AIM OF THE EXERCISE
Restate word for word all of the lines below, with each image left out.

Stored entries:
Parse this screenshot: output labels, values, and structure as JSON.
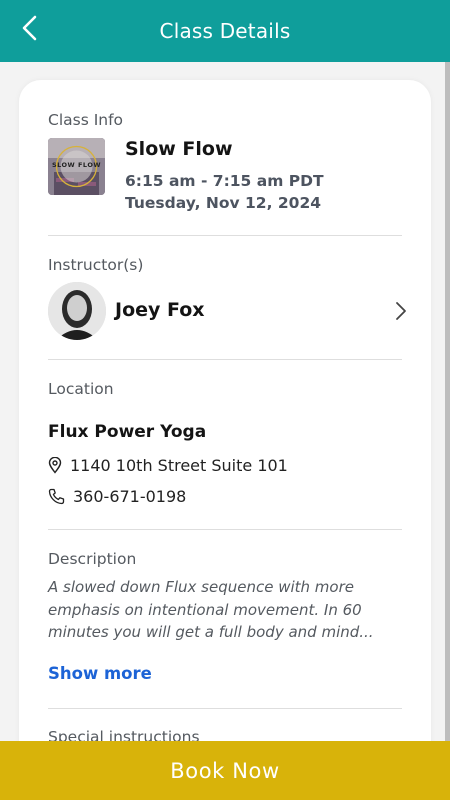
{
  "header": {
    "title": "Class Details"
  },
  "class_info": {
    "label": "Class Info",
    "thumbnail_text": "SLOW FLOW",
    "name": "Slow Flow",
    "time": "6:15 am - 7:15 am PDT",
    "date": "Tuesday, Nov 12, 2024"
  },
  "instructor": {
    "label": "Instructor(s)",
    "name": "Joey Fox"
  },
  "location": {
    "label": "Location",
    "name": "Flux Power Yoga",
    "address": "1140 10th Street Suite 101",
    "phone": "360-671-0198"
  },
  "description": {
    "label": "Description",
    "text": "A slowed down Flux sequence with more emphasis on intentional movement. In 60 minutes you will get a full body and mind...",
    "show_more": "Show more"
  },
  "special_instructions": {
    "label": "Special instructions"
  },
  "footer": {
    "book_label": "Book Now"
  },
  "colors": {
    "header": "#0f9e9b",
    "book": "#d8b30a",
    "link": "#1c63d6"
  }
}
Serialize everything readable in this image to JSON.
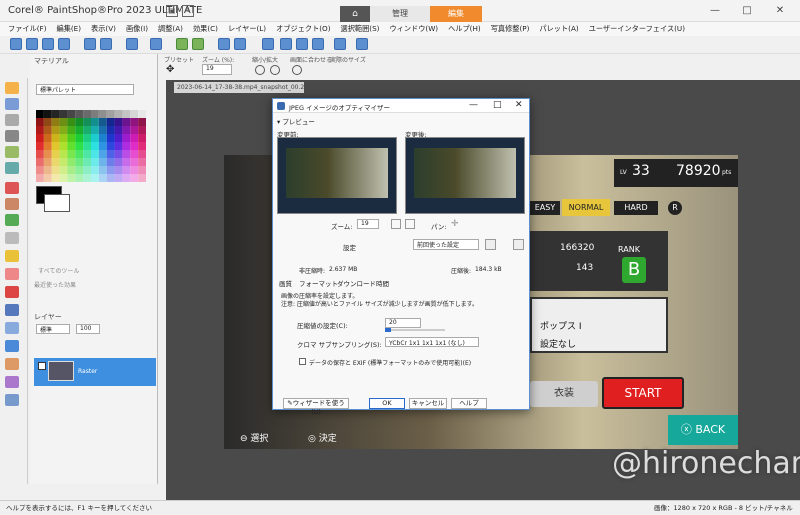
{
  "app": {
    "title": "Corel® PaintShop®Pro 2023 ULTIMATE",
    "tabs": {
      "manage": "管理",
      "edit": "編集"
    }
  },
  "menu": [
    "ファイル(F)",
    "編集(E)",
    "表示(V)",
    "画像(I)",
    "調整(A)",
    "効果(C)",
    "レイヤー(L)",
    "オブジェクト(O)",
    "選択範囲(S)",
    "ウィンドウ(W)",
    "ヘルプ(H)",
    "写真修整(P)",
    "パレット(A)",
    "ユーザーインターフェイス(U)"
  ],
  "optbar": {
    "tool_label": "プリセット",
    "zoom_label": "ズーム (%):",
    "zoom_value": "19",
    "zoom_inout_label": "縮小/拡大",
    "fit_label": "画面に合わせる",
    "actual_label": "実際のサイズ"
  },
  "materials": {
    "title": "マテリアル",
    "palette_select": "標準パレット",
    "all_tools": "すべてのツール",
    "recent_label": "最近使った効果"
  },
  "layers": {
    "title": "レイヤー",
    "blend_mode": "標準",
    "opacity": "100",
    "layer_name": "Raster"
  },
  "doc_tab": "2023-06-14_17-38-38.mp4_snapshot_00.22_...",
  "game": {
    "level": "LV",
    "level_value": "33",
    "points": "78920",
    "points_unit": "pts",
    "diff_easy": "EASY",
    "diff_normal": "NORMAL",
    "diff_hard": "HARD",
    "diff_r": "R",
    "score": "166320",
    "count": "143",
    "rank_label": "RANK",
    "rank": "B",
    "list1": "ポップス I",
    "list2": "設定なし",
    "costume": "衣装",
    "start": "START",
    "back": "BACK",
    "select": "選択",
    "decide": "決定"
  },
  "watermark": "@hironechan",
  "status": {
    "help": "ヘルプを表示するには、F1 キーを押してください",
    "image_info": "画像：1280 x 720 x RGB - 8 ビット/チャネル"
  },
  "dialog": {
    "title": "JPEG イメージのオプティマイザー",
    "preview_label": "プレビュー",
    "before_label": "変更前:",
    "after_label": "変更後:",
    "zoom_label": "ズーム:",
    "zoom_value": "19",
    "pan_label": "パン:",
    "settings_label": "設定",
    "settings_value": "前回使った設定",
    "uncompressed_label": "非圧縮時:",
    "uncompressed_value": "2.637 MB",
    "compressed_label": "圧縮後:",
    "compressed_value": "184.3 kB",
    "tab_quality": "画質",
    "tab_format": "フォーマット",
    "tab_download": "ダウンロード時間",
    "desc1": "画像の圧縮率を設定します。",
    "desc2": "注意: 圧縮値が高いとファイル サイズが減少しますが画質が低下します。",
    "compress_label": "圧縮値の設定(C):",
    "compress_value": "20",
    "chroma_label": "クロマ サブサンプリング(S):",
    "chroma_value": "YCbCr 1x1 1x1 1x1 (なし)",
    "exif_label": "データの保存と EXIF (標準フォーマットのみで使用可能)(E)",
    "wizard_button": "ウィザードを使う(U)",
    "ok_button": "OK",
    "cancel_button": "キャンセル",
    "help_button": "ヘルプ"
  }
}
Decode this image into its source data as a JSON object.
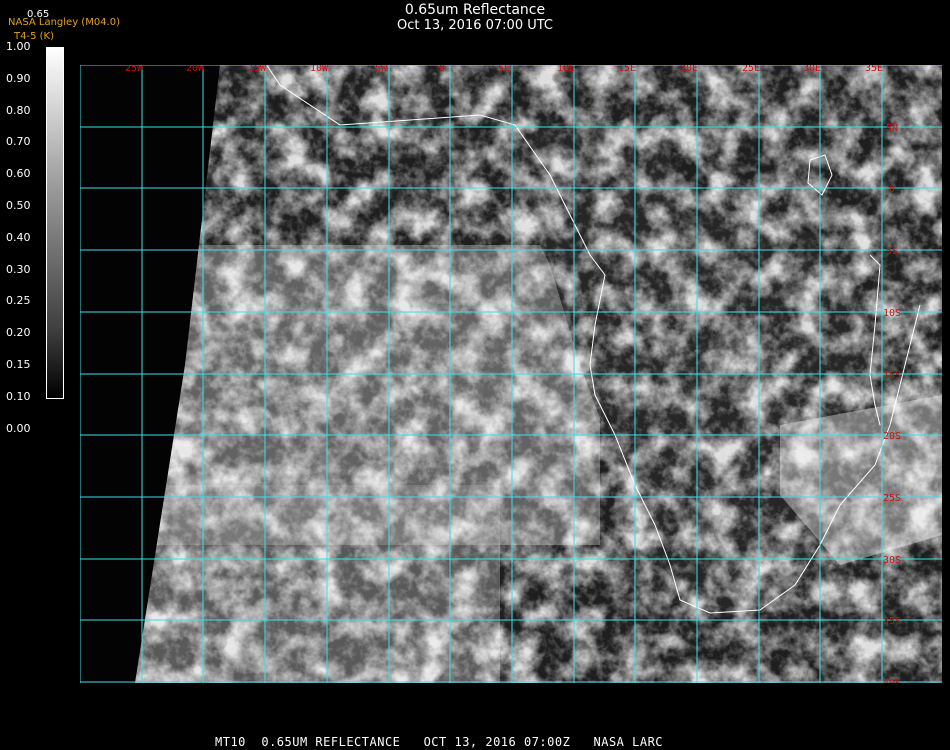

TASK SOLUTION
Parse this screenshot: output labels, values, and structure as JSON.
{
  "header": {
    "title": "Class Details"
  },
  "class_info": {
    "label": "Class Info",
    "thumbnail_text": "SLOW FLOW",
    "name": "Slow Flow",
    "time": "6:15 am - 7:15 am PDT",
    "date": "Tuesday, Nov 12, 2024"
  },
  "instructor": {
    "label": "Instructor(s)",
    "name": "Joey Fox"
  },
  "location": {
    "label": "Location",
    "name": "Flux Power Yoga",
    "address": "1140 10th Street Suite 101",
    "phone": "360-671-0198"
  },
  "description": {
    "label": "Description",
    "text": "A slowed down Flux sequence with more emphasis on intentional movement. In 60 minutes you will get a full body and mind...",
    "show_more": "Show more"
  },
  "special_instructions": {
    "label": "Special instructions"
  },
  "footer": {
    "book_label": "Book Now"
  },
  "colors": {
    "header": "#0f9e9b",
    "book": "#d8b30a",
    "link": "#1c63d6"
  }
}
Serialize everything readable in this image to JSON.
{
  "app": {
    "title": "Corel® PaintShop®Pro 2023 ULTIMATE",
    "tabs": {
      "manage": "管理",
      "edit": "編集"
    }
  },
  "menu": [
    "ファイル(F)",
    "編集(E)",
    "表示(V)",
    "画像(I)",
    "調整(A)",
    "効果(C)",
    "レイヤー(L)",
    "オブジェクト(O)",
    "選択範囲(S)",
    "ウィンドウ(W)",
    "ヘルプ(H)",
    "写真修整(P)",
    "パレット(A)",
    "ユーザーインターフェイス(U)"
  ],
  "optbar": {
    "tool_label": "プリセット",
    "zoom_label": "ズーム (%):",
    "zoom_value": "19",
    "zoom_inout_label": "縮小/拡大",
    "fit_label": "画面に合わせる",
    "actual_label": "実際のサイズ"
  },
  "materials": {
    "title": "マテリアル",
    "palette_select": "標準パレット",
    "all_tools": "すべてのツール",
    "recent_label": "最近使った効果"
  },
  "layers": {
    "title": "レイヤー",
    "blend_mode": "標準",
    "opacity": "100",
    "layer_name": "Raster"
  },
  "doc_tab": "2023-06-14_17-38-38.mp4_snapshot_00.22_...",
  "game": {
    "level": "LV",
    "level_value": "33",
    "points": "78920",
    "points_unit": "pts",
    "diff_easy": "EASY",
    "diff_normal": "NORMAL",
    "diff_hard": "HARD",
    "diff_r": "R",
    "score": "166320",
    "count": "143",
    "rank_label": "RANK",
    "rank": "B",
    "list1": "ポップス I",
    "list2": "設定なし",
    "costume": "衣装",
    "start": "START",
    "back": "BACK",
    "select": "選択",
    "decide": "決定"
  },
  "watermark": "@hironechan",
  "status": {
    "help": "ヘルプを表示するには、F1 キーを押してください",
    "image_info": "画像：1280 x 720 x RGB - 8 ビット/チャネル"
  },
  "dialog": {
    "title": "JPEG イメージのオプティマイザー",
    "preview_label": "プレビュー",
    "before_label": "変更前:",
    "after_label": "変更後:",
    "zoom_label": "ズーム:",
    "zoom_value": "19",
    "pan_label": "パン:",
    "settings_label": "設定",
    "settings_value": "前回使った設定",
    "uncompressed_label": "非圧縮時:",
    "uncompressed_value": "2.637 MB",
    "compressed_label": "圧縮後:",
    "compressed_value": "184.3 kB",
    "tab_quality": "画質",
    "tab_format": "フォーマット",
    "tab_download": "ダウンロード時間",
    "desc1": "画像の圧縮率を設定します。",
    "desc2": "注意: 圧縮値が高いとファイル サイズが減少しますが画質が低下します。",
    "compress_label": "圧縮値の設定(C):",
    "compress_value": "20",
    "chroma_label": "クロマ サブサンプリング(S):",
    "chroma_value": "YCbCr 1x1 1x1 1x1 (なし)",
    "exif_label": "データの保存と EXIF (標準フォーマットのみで使用可能)(E)",
    "wizard_button": "ウィザードを使う(U)",
    "ok_button": "OK",
    "cancel_button": "キャンセル",
    "help_button": "ヘルプ"
  }
}
Decode this image into its source data as a JSON object.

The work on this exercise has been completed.